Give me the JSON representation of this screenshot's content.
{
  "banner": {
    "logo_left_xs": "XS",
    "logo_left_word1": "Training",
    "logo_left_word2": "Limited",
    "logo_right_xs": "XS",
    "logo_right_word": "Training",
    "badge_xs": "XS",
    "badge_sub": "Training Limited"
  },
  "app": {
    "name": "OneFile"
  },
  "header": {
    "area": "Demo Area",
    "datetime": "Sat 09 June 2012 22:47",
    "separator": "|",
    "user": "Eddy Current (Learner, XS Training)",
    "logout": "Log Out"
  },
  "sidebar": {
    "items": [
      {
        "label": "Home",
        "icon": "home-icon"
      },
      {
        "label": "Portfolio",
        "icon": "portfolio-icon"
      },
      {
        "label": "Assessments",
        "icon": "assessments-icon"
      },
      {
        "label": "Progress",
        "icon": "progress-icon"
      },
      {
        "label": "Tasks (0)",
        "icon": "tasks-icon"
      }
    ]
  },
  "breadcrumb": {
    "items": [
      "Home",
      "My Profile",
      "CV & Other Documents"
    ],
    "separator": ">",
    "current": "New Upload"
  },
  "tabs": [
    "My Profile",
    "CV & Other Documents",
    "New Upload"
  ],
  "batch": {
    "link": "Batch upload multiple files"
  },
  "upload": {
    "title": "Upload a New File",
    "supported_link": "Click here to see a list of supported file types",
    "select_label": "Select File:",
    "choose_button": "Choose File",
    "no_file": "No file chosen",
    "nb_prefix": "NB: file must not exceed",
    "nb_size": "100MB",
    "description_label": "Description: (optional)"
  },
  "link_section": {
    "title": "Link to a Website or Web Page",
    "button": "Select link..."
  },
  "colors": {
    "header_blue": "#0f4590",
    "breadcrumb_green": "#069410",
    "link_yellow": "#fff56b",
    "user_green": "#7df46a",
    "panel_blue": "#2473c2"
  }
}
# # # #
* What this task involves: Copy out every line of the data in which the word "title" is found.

* Solution to the problem:
    "title": "Upload a New File",
    "title": "Link to a Website or Web Page",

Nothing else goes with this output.